Your answer should be each line of the entries that contains the word "seɪnt", copied in full.

▶ _Supplied information_:

== Segment start ==

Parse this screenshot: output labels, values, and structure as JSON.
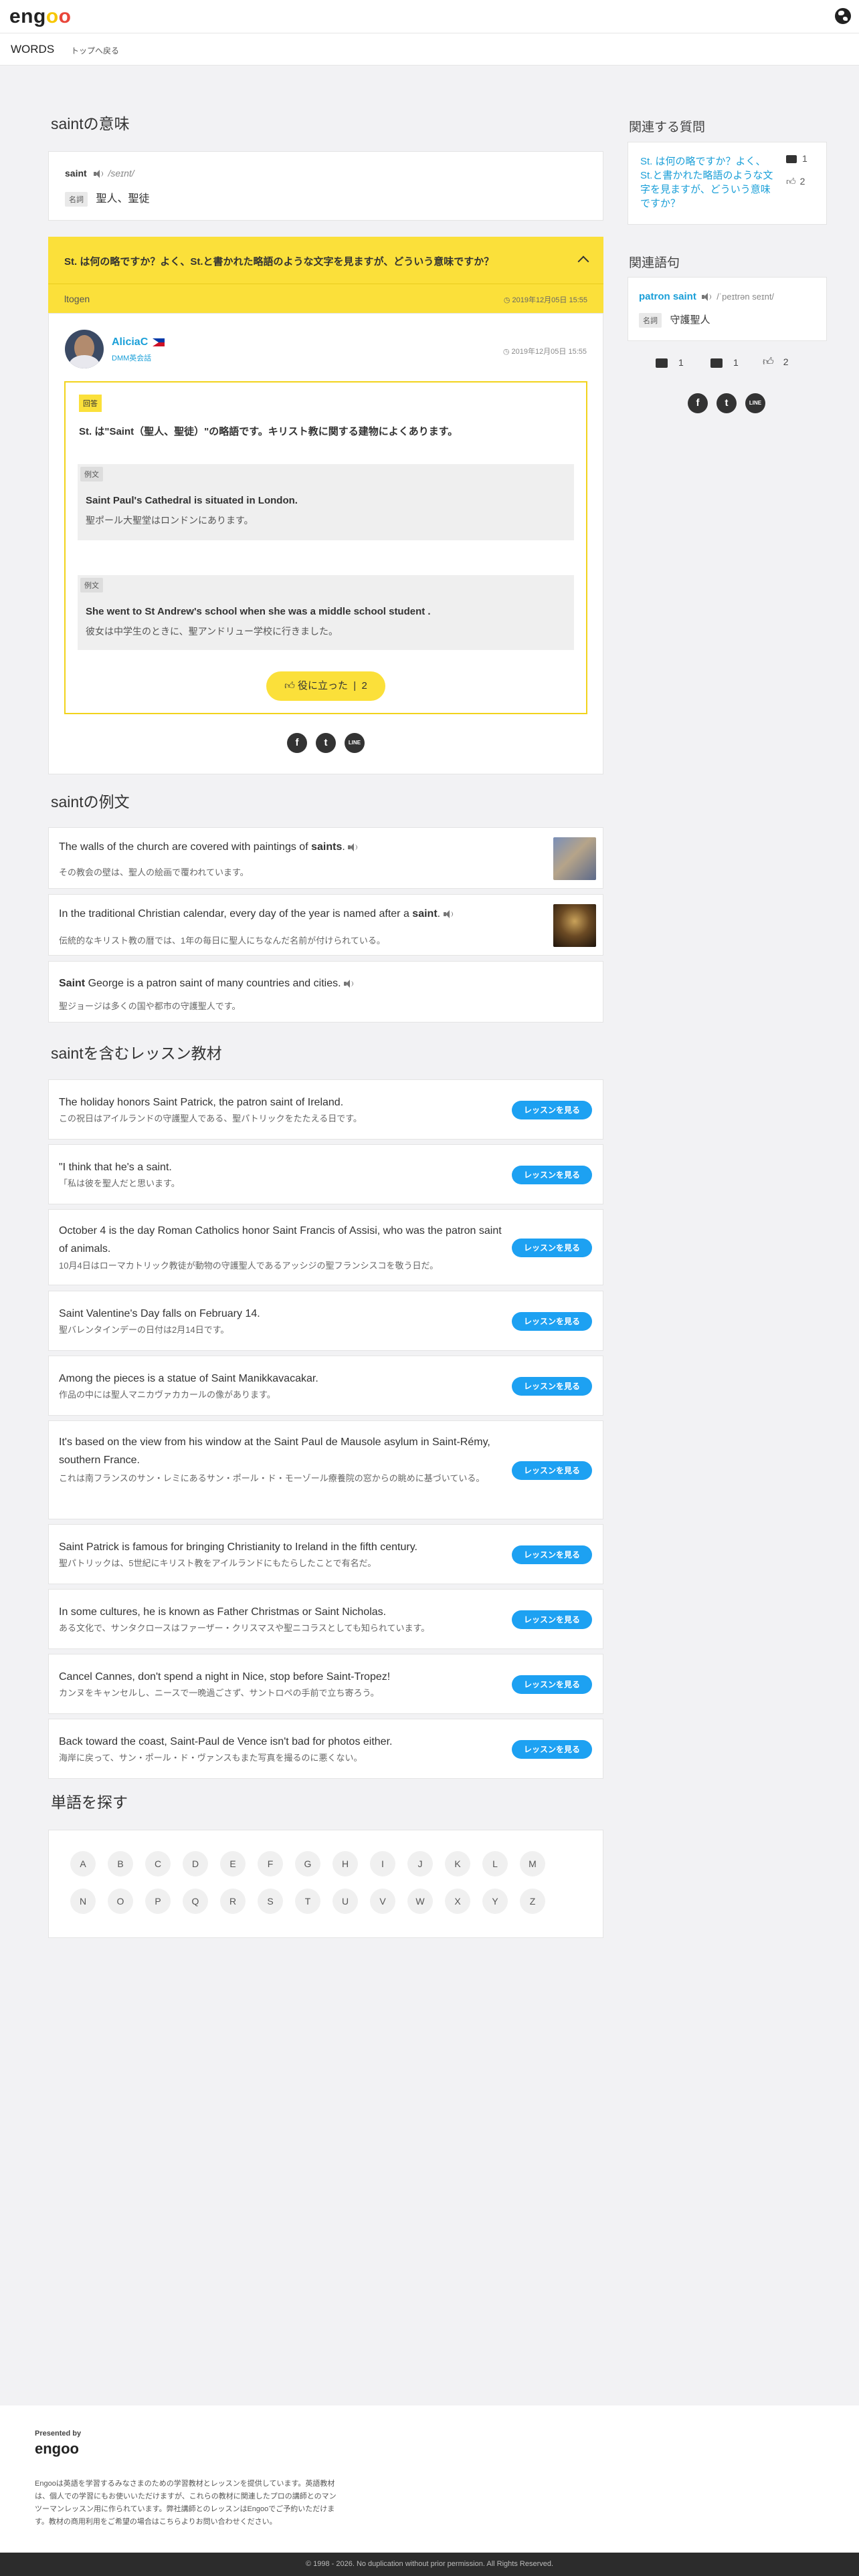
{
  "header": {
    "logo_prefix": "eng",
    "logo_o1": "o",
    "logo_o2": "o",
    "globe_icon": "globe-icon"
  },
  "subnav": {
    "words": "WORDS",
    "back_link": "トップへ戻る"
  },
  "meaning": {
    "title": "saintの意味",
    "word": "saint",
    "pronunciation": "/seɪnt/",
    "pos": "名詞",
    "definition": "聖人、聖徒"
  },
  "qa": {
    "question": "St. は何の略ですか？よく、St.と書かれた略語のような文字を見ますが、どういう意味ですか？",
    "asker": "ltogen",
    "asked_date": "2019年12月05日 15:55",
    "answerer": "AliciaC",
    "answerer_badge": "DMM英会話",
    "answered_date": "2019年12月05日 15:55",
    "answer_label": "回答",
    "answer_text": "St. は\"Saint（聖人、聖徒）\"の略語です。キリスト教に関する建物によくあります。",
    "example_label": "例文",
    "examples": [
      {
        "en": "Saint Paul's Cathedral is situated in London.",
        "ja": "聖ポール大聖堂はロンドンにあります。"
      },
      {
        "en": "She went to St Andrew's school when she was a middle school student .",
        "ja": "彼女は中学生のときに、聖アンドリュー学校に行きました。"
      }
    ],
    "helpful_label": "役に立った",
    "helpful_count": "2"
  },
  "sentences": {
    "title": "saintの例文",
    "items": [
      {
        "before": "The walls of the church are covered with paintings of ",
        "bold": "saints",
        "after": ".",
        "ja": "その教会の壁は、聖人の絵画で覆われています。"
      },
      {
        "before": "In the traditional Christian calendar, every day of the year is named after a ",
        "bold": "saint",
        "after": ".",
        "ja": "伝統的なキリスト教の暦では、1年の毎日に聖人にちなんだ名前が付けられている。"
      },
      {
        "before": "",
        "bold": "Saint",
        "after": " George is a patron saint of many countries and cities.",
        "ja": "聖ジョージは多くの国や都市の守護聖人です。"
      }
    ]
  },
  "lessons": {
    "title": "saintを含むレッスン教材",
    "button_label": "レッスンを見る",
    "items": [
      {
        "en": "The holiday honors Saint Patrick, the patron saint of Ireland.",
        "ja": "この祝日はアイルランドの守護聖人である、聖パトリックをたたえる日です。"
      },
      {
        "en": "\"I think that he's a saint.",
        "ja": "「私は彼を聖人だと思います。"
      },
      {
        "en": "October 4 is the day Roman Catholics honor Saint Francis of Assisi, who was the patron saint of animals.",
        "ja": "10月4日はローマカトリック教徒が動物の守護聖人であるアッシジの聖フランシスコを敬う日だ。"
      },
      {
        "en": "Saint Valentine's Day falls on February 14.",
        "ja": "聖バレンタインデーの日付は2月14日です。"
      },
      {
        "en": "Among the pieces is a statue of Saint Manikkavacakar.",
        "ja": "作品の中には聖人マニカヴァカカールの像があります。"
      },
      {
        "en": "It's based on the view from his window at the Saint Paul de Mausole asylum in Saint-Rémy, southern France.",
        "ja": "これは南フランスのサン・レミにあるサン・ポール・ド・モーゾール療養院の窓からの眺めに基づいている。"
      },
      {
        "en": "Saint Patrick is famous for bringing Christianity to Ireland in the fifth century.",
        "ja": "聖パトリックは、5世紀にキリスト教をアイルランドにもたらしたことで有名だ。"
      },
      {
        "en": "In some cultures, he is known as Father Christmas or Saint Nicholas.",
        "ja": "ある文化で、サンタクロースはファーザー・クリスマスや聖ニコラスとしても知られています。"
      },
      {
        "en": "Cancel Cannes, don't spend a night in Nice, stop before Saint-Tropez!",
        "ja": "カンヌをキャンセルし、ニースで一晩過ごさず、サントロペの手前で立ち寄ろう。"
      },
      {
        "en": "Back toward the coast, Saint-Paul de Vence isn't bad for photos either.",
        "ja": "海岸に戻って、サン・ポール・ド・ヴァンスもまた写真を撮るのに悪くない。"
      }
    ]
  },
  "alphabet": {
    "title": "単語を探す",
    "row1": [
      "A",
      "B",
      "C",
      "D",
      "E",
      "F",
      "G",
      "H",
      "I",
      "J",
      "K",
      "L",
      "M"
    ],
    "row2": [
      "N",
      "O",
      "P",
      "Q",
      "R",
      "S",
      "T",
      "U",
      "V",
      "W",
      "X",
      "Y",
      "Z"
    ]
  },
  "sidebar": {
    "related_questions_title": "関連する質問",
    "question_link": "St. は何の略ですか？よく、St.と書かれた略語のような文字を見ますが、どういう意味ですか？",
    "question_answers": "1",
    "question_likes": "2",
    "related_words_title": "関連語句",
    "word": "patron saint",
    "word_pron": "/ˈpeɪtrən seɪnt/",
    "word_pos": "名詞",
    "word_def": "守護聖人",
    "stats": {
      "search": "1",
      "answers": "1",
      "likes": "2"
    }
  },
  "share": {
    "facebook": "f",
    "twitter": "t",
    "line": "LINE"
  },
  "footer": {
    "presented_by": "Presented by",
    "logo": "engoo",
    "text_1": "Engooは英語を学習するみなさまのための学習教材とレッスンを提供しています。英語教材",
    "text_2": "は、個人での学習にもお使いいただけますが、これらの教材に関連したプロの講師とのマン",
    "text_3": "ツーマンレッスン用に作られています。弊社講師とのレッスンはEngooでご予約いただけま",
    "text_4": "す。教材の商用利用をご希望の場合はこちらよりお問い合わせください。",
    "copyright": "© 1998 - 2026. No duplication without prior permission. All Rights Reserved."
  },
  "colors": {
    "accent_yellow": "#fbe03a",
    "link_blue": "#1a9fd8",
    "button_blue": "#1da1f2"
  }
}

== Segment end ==

▶ _Output of the task_:
    "pronunciation": "/seɪnt/",
    "word_pron": "/ˈpeɪtrən seɪnt/",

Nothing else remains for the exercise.